She said: “It was really kind of him - I remember laughing to myself at the irony of driving to the appointment.”

Although initial assessments by a doctor at the hospital didn’t flag significant concerns, Paula later found out she had a tumour on her breast during a mammogram.

Speaking about her diagnosis, she said: “The first thing I said when they told me it was cancer was ‘I don’t want to die.’

“I’m sure staff hear that a lot, but cancer is such a loaded word.”

The former MP, now 46, was initially told her breast may not have needed to be removed, but further tests showed the need for the mastectomy.

She said: “My final appointment before the surgery was with Mr Sowdi and he was just wonderful. He put me at ease and was so invested in my care.

“On the day of the operation, I remember going in on my own. I was crying, it just felt horrible. I had a huge fear of anaesthetic, I was terrified.

“Mr Sowdi came to see me and put my mind at rest.

“I had to focus on the fact they were removing this alien from my body. It was really weird because the anaesthetic staff were in space suits. I’ve had operations before, and it just felt really strange. Next thing I woke up, and they told me it had gone.

“All the staff were wonderful.”

Tests on Ms Sherriff’s tumour showed that chemotherapy would not be an appropriate treatment, but she later underwent a course of radiotherapy at St James’ Hospital in Leeds, before being given the news that she was in remission from the disease.

Ms Sherriff was faced with the difficulties of being treated for cancer during the pandemic - from not being able to take a friend with her to appointments to having to supply her own bell to ring in the tradition that marks the end of treatment as the ward bell had been removed due to covid.

She is now determined to ensure other women worried they have cancer symptoms do not let the pandemic deter them from being checked.

She said: “Get that peace of mind. The success rates for curing breast cancer now is amazing, and it’s not worth the risk. You musn’t be embarrassed.

“It could be the difference between life and death. Hospitals have told me their referral rates have been significantly reduced and they’re worrying about what that means. I’m so glad I got myself checked. I might be dying right now if I hadn’t.”

Trudie Davies, Chief Operating Officer, at the Mid Yorkshire Hospitals NHS Trust said: “We are delighted that Paula has made such a great recovery following her diagnosis.
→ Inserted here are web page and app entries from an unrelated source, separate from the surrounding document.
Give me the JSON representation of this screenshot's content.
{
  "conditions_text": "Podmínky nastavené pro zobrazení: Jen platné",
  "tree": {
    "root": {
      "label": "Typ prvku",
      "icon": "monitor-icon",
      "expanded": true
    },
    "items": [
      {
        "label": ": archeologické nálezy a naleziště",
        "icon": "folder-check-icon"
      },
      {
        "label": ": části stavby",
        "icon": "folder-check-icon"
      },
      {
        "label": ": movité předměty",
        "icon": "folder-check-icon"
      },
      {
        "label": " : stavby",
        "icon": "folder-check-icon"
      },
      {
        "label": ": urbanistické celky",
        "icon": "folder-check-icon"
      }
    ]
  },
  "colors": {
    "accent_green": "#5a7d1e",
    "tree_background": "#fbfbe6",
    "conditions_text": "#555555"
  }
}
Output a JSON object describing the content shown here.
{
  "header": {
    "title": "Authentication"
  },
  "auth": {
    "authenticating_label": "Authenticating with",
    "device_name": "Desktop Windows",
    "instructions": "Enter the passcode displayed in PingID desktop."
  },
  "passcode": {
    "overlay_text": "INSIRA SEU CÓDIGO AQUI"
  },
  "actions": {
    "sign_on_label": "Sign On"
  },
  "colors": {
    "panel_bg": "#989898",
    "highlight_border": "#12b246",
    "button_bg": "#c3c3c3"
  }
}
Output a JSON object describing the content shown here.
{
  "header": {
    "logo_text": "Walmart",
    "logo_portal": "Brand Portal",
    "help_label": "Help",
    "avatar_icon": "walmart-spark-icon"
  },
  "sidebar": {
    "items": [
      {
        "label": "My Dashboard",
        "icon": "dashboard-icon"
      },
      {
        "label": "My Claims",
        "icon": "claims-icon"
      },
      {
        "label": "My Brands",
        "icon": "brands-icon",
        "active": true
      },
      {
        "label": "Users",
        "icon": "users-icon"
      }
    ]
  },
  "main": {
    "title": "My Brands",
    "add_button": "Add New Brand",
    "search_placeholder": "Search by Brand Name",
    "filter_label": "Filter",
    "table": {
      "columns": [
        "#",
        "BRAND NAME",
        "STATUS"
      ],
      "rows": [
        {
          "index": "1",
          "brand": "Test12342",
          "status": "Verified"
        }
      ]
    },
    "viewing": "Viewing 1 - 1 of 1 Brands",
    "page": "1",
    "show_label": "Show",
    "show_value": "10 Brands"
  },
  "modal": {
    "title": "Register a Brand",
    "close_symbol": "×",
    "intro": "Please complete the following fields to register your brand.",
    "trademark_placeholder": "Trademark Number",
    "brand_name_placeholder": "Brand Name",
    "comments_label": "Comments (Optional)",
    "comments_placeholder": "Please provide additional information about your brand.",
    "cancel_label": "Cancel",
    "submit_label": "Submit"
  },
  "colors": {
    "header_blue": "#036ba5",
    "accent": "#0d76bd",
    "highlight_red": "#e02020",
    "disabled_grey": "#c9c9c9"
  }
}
“It is so important that women get checked out if they notice anything unusual, as early diagnosis and treatment of cancer is crucial to ensuring that others, like Paula, can benefit from the improvements made in cancer outcomes"